Drone building inspection technology along with AI-based interactive modelling for building design and plans may better serve this aspiration of condescending to the minutiae than natural persons inspecting buildings or natural persons examining paper-based plans. Appropriate drone technology coupled with sophisticated AI-based design modelling would help minimise anomalies in respect of NCC compliance.
Currently, there is already advanced AI technology being deployed on large scale construction projects at the design phase in CAD software to assist with the highlighting of potential issues and non-compliance. These programs are much better at identifying faults in plans and models than the human eye. These programs and their advanced modelling powers could be leveraged off to program drones and their parameters of inspection.
Further, to ensure there is appropriate regulatory oversight in circumstances where governments were convinced that the use of such technology would improve probity control and thereby benefit the public, it would behove the governments to develop accreditation schemes for certain drone building inspection programs. In terms of paper trailing and improving uniform state-wide building compliance, drone applications could roll out a harmonised inspection protocol that would not be as susceptible to human error. Modules could also be incorporated into mandatory CPD courses for building officials so that they are trained in the use of the drone building inspection protocols.
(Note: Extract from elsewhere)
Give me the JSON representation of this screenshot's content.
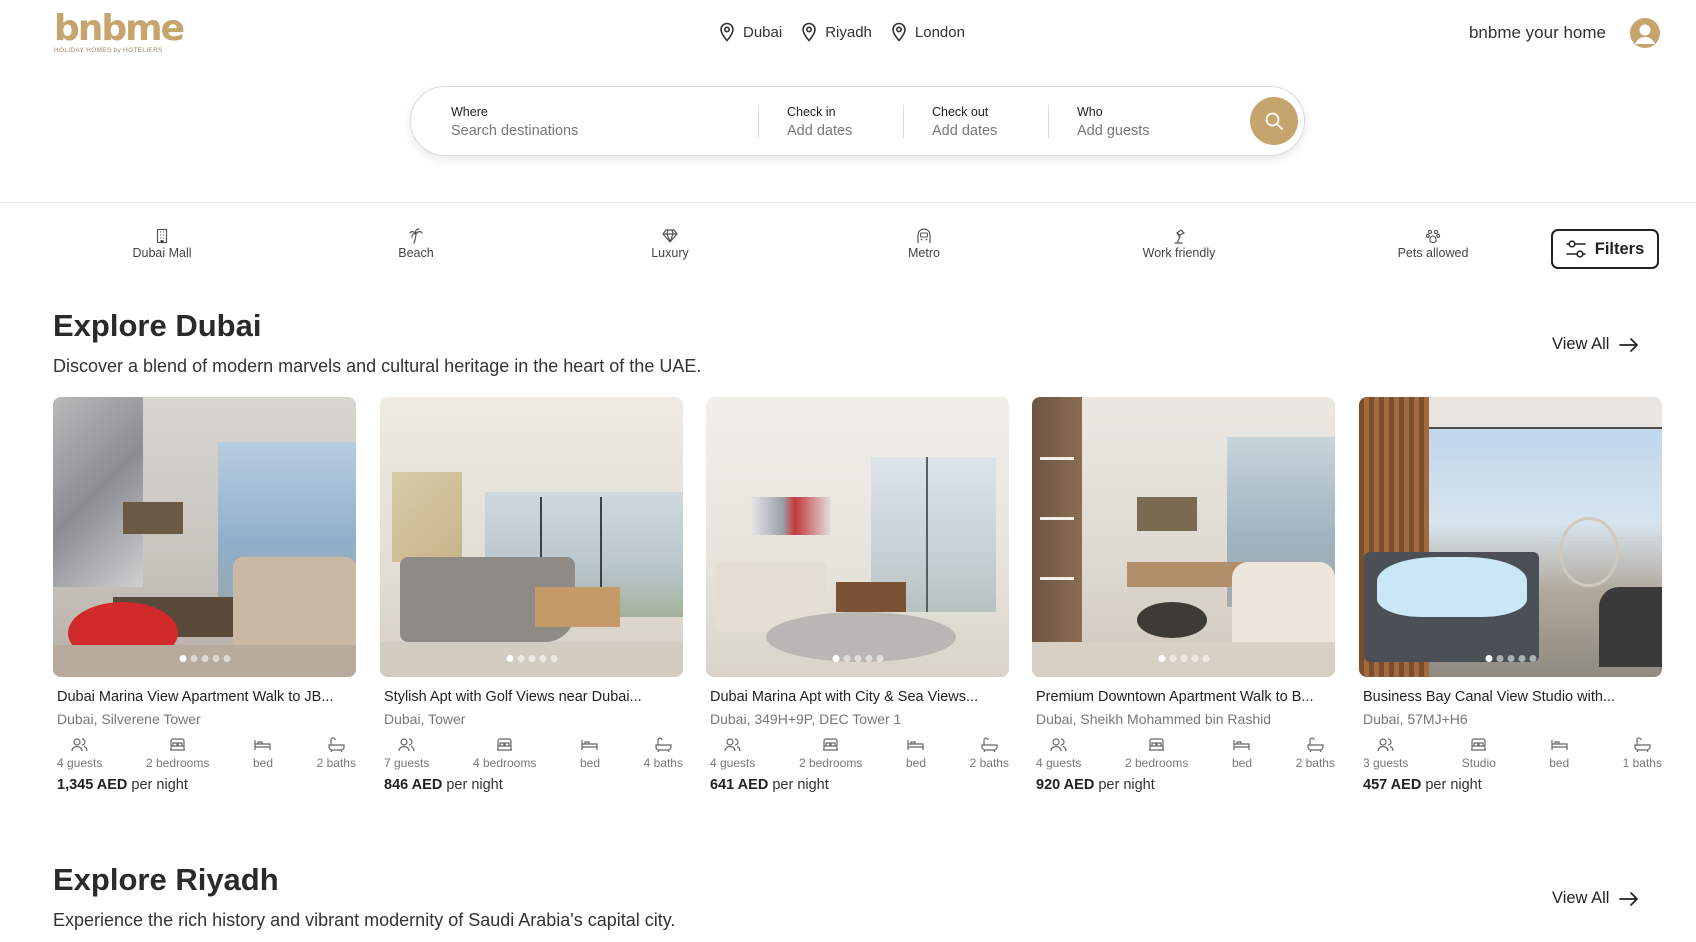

There is significant movement afoot in the drone utility space, Andrew Heaton in an article Drone Operators Must be Selected Carefully published on the 29th of January 2012 in Sourceable, stated that “project owners who use drones for construction or other purposes are being advised ensure that their drone is registered and their operator holds the required accreditation……. the registration of commercial drones in now mandatory ( as of January 28)…. commercial drones may only be operated by those with suitable licences”. Drones already are being used to carry out some on-site inspections but by and large this is only occurring in the private sector setting, rather than as an extra limb of public building control.
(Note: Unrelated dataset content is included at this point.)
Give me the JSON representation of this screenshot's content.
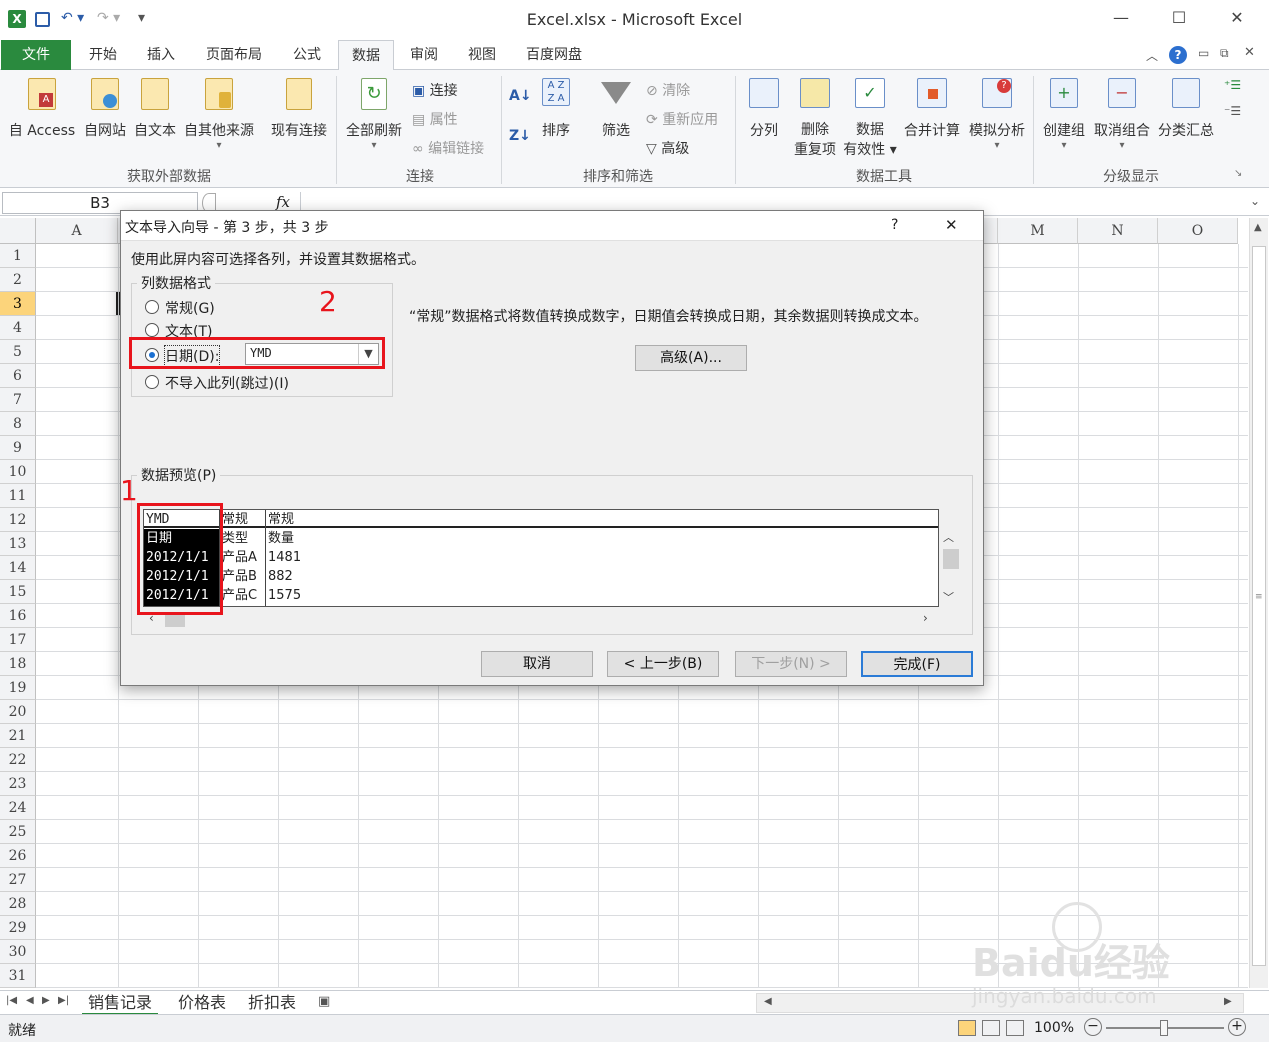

It is ‘not a stretch’ to envisage a paradigm shift where drone building inspection technology is developed to improve holistic built quality outcomes. As stated above, there is plenty of advanced AI-base designed software in the marketplace that has been essential for the coordination of incredibly complex building projects during 2020 and the COVID-19 pandemic which has allowed construction workers and design personnel to work remotely on collaborative tasks. These advanced models show we have the computing power there to model the vast intricacies of large-scale construction and incorporating parameters as to technical and regulatory compliance. Couple this with emerging advanced 3D imaging technology and the elements are all there. One hears already of drones being deployed to investigate and observe hazardous areas in buildings such as roofs.
It is the writer’s view that it is a matter of time before progressive jurisdictions develop such programmes and encourage the use of same and moreover once this occurs it is likely that regulations will be developed to accredit these programmes to ensure that that they are utilised and utilised safely.
In certain cases where flying drones are used, there will obviously have to be a regulatory interaction with the Civil Aviation Safety Authority and regulations on point.